→ **Task statement**
Tell how many lines below include the word "true". Only the number should appear.

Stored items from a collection
____

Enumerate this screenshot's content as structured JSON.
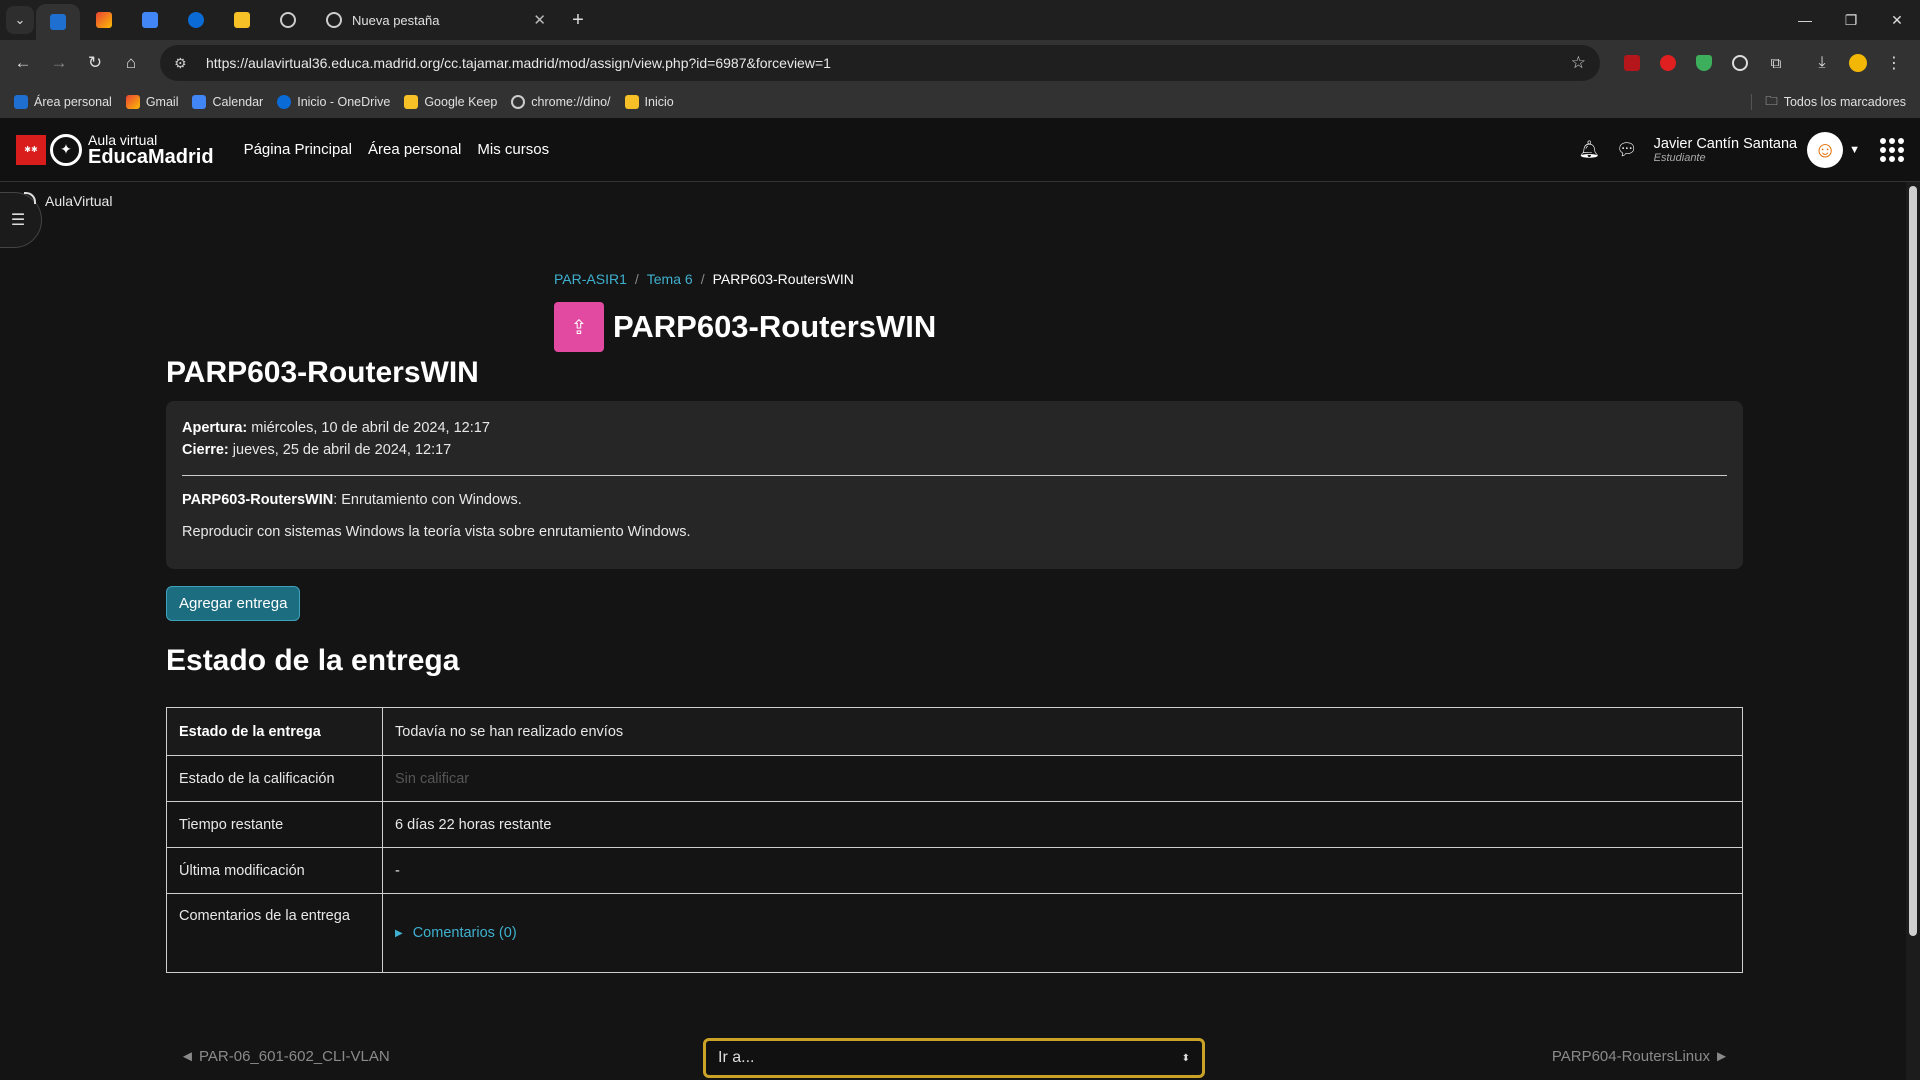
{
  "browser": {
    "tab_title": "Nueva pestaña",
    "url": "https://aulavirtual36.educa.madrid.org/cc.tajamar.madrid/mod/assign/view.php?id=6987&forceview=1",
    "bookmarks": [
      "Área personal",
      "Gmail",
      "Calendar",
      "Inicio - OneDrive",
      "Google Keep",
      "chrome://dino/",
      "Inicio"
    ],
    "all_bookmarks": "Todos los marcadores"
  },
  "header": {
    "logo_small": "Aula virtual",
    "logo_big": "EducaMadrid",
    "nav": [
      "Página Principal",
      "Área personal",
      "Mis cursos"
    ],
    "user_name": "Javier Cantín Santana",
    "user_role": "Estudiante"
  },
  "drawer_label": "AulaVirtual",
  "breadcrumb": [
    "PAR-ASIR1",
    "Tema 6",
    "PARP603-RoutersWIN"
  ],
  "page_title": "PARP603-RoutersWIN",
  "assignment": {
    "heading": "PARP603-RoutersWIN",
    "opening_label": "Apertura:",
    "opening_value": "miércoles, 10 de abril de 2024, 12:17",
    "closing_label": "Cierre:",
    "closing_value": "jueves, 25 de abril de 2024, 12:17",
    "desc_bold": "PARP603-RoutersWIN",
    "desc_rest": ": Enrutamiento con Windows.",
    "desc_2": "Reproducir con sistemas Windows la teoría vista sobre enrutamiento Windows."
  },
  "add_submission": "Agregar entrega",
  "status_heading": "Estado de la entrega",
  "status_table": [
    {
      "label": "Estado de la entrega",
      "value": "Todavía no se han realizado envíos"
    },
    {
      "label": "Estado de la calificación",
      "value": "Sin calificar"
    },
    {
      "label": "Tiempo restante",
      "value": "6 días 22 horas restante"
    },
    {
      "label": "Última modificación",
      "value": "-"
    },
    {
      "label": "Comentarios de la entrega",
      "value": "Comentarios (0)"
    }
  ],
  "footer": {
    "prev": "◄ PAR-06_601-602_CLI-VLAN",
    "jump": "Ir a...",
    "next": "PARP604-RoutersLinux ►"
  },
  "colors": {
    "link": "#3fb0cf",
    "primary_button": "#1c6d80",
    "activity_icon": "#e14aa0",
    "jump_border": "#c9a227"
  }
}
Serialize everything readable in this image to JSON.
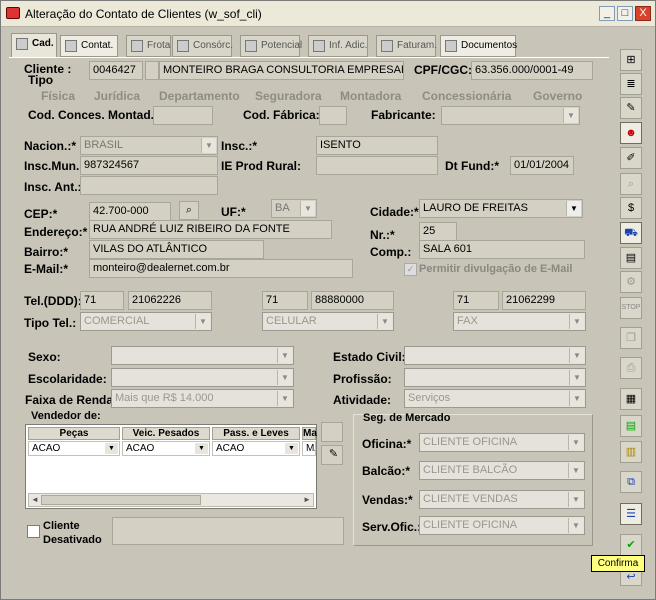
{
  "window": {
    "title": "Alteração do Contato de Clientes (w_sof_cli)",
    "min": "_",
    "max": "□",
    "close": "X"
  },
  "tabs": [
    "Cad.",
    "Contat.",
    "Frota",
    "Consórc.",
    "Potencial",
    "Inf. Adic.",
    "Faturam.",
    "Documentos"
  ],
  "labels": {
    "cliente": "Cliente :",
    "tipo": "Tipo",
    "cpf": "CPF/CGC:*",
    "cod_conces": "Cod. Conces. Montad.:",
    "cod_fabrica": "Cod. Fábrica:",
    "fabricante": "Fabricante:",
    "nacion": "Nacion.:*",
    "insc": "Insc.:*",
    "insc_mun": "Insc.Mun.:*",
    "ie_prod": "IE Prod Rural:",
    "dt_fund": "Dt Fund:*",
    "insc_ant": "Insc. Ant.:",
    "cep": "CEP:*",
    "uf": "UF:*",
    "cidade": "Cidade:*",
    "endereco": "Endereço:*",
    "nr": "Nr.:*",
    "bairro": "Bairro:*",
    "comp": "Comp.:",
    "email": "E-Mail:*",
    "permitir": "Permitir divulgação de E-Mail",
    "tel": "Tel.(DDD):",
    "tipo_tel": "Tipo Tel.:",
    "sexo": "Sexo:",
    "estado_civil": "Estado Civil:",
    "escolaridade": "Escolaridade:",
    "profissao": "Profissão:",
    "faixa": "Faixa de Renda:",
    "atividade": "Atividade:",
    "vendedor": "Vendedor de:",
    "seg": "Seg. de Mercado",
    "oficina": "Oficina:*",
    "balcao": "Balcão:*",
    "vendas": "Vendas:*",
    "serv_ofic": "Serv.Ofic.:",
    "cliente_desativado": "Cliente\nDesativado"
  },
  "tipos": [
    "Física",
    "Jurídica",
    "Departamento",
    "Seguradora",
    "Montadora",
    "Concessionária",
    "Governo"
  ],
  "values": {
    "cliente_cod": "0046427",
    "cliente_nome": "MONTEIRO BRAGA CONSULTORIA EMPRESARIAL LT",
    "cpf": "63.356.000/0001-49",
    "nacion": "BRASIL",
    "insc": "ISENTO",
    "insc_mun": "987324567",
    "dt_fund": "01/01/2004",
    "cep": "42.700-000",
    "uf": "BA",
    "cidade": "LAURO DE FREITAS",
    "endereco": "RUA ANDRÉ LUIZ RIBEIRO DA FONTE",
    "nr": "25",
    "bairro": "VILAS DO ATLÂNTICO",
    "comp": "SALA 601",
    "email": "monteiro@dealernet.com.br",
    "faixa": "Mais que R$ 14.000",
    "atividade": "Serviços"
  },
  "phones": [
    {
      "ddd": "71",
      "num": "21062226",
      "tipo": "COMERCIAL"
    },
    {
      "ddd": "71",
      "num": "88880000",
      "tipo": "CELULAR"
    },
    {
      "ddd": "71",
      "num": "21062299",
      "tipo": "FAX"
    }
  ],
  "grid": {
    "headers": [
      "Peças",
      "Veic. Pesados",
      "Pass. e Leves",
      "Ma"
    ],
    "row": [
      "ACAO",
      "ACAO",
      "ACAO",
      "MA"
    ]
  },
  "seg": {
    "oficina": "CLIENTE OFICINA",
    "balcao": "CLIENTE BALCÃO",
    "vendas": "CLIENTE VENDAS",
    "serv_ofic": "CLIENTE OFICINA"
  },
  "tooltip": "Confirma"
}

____

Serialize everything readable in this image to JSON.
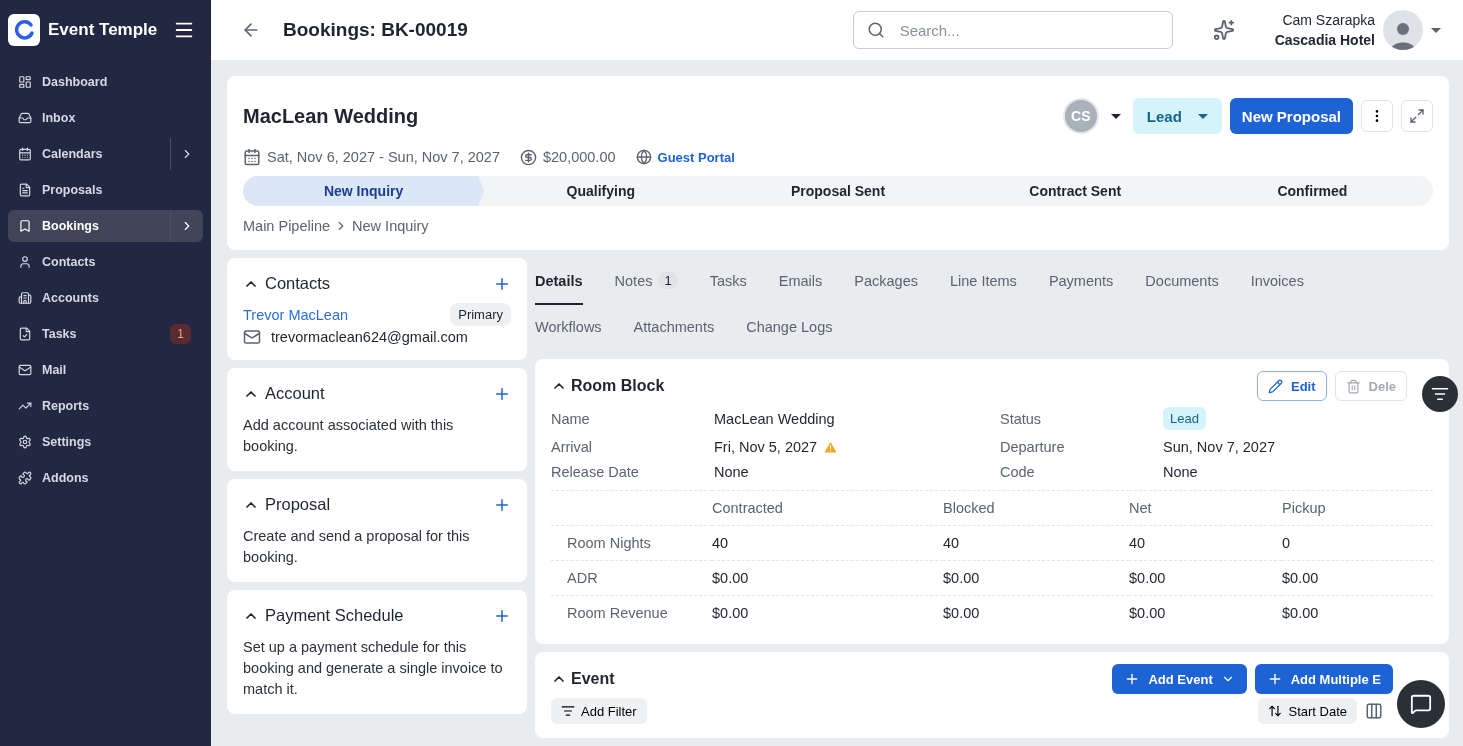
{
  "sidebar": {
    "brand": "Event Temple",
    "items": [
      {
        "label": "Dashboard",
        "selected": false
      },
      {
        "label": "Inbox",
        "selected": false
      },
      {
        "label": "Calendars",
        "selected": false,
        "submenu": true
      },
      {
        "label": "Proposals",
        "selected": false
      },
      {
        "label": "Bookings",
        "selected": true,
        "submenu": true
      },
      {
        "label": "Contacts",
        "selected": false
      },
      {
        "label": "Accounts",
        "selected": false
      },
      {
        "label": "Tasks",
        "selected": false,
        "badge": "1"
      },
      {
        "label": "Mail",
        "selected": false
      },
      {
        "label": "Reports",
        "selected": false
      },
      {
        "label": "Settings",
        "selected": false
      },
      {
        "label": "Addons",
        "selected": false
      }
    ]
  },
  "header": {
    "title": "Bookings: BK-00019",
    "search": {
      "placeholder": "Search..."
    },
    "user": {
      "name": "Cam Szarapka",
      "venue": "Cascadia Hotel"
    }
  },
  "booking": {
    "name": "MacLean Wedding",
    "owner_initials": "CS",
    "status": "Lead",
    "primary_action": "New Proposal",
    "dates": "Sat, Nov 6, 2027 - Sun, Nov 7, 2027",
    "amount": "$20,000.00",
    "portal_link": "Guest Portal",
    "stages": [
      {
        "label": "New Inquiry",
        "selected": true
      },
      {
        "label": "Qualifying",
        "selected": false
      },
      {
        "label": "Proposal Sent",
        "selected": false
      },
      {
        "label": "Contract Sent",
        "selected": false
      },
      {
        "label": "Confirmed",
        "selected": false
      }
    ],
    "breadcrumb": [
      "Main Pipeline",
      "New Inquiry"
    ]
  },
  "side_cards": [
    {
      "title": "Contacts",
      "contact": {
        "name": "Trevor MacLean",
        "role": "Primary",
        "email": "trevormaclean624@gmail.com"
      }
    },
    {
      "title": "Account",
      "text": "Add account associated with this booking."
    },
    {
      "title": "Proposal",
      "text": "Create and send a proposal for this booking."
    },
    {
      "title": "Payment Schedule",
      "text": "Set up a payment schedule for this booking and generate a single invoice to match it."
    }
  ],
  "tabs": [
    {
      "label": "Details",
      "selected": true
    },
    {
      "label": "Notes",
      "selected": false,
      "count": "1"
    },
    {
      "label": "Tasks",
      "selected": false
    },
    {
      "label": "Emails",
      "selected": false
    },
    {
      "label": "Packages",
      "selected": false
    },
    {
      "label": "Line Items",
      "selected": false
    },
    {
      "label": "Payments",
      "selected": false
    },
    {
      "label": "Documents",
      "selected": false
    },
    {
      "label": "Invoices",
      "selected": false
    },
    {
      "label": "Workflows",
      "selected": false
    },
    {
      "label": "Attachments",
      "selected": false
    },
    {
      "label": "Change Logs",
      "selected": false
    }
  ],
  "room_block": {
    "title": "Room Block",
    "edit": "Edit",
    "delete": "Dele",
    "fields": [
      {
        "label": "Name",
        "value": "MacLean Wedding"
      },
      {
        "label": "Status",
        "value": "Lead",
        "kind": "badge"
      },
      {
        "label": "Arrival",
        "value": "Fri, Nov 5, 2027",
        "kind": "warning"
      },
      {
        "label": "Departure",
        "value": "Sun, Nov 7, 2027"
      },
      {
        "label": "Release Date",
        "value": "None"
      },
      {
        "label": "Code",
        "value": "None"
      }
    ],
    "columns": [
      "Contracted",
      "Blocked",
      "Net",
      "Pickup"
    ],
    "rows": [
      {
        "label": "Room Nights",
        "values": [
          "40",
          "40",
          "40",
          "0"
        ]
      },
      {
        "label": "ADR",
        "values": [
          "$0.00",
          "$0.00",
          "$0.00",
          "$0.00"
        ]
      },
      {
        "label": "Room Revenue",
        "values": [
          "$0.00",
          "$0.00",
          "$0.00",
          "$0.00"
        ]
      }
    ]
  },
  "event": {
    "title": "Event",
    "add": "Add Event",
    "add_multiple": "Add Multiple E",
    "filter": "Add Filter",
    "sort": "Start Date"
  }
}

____

→ **Reply to the exercise**
5